By now most Americans are aware of former “Seinfield” star Michael Richards’ melt-down on stage at the Laugh Factory comedy club in West Hollywood. Incensed by two African-American hecklers in the audience who said the comedian’s act was not funny, Richards launches into a tirade of racial slurs and obscenities including the racially super-charged “n-word.”

How could this happen? In the first decade of the 21st century, how could someone with the cultural sophistication and pluralistic societal exposure of a television star like Michael Richards harbor such vile and hateful feelings and thoughts in his heart and soul? Can anyone say “Mel Gibson?” Mel Gibson, super-star extraordinaire, under the influence of alcohol, launched into a vicious anti-Semitic rant a few months ago.

The answer is the depravity of the human heart. The Bible tells us that “The heart is deceitful above all things, and desperately wicked: who can know it?” (Jer. 17:9).

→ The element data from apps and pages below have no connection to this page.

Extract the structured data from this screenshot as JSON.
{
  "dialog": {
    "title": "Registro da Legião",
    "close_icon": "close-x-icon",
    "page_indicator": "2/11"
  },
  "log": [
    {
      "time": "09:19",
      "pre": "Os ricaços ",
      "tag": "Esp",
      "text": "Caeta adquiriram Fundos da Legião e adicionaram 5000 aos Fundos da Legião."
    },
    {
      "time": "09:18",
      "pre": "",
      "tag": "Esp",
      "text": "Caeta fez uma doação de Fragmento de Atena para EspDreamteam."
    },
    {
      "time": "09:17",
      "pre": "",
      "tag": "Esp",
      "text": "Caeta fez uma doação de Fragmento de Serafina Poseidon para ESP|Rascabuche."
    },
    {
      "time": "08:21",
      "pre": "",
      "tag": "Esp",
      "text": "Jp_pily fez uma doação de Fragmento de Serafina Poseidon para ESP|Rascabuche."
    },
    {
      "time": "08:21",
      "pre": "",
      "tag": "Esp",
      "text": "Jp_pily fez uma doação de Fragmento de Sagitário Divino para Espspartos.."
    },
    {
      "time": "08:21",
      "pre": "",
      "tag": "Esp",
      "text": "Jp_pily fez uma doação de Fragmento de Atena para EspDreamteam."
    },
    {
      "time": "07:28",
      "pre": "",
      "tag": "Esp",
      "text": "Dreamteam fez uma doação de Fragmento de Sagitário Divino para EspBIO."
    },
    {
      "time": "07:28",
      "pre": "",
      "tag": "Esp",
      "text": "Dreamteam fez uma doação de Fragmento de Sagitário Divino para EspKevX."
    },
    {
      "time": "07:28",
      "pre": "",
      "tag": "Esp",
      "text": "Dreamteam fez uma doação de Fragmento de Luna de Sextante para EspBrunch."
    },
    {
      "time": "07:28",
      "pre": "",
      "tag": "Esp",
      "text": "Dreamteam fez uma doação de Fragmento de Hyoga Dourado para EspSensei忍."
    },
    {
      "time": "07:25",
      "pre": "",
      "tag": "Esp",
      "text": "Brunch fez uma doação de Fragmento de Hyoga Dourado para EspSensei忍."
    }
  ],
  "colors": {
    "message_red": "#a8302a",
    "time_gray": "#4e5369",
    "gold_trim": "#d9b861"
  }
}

Thankfully, far fewer children in America are being taught racist prejudices at home or in society, but only an extremely naïve person would say racism does not continue to exist in American culture. Thanks to some remarkably brave people, black and white, who confronted the evils of racism and segregation in the Civil Rights Movement in the middle of the 20th century, Segregation and White Supremacy have been largely eradicated from American society.

However, racism and the ugly destructive prejudices it spawns are still with us, and will continue to be. Why? Fallen, sinful human hearts are always going to be subject to the temptation to think of ourselves more highly than we ought to think (Rom. 12:3), which is the root of all prejudice.

Are Michael Richards and Mel Gibson racist bigots? At some level they must have been contaminated by the noxious poison of racism or else it would not have spewed out of them when enraged or inebriated. They themselves may have been shocked at the fires of racial hatred that resided in the deepest recesses of their beings. In the midst of his rant, Richards refers to “what lays buried.” One simply cannot imagine that such foul, hateful language could be produced by anger and alcohol alone, rather than simply provoking what was already present in the darkest places of their hearts.

As Christians we have a divinely mandated obligation to love our neighbors as ourselves (Mt. 22:39), which means allowing the Holy Spirit to eliminate all prejudice and bigotry and to produce the agape love which is a fruit of the Holy Spirit in the hearts of yielded believers (Gal. 5:22).

The Michael Richards and Mel Gibson episodes remind us that racism will always be with us. We must be ever vigilant to its presence within our fallen natures and our fallen society, as well as mindful of our Christian duty to renounce and denounce it whenever and wherever it appears.

This article was originally published on November 22, 2006.


Dr. Richard Land is president of The Ethics & Religious Liberty Commission, the Southern Baptist Convention's official entity assigned to address social, moral, and ethical concerns, with particular attention to their impact on American families and their faith.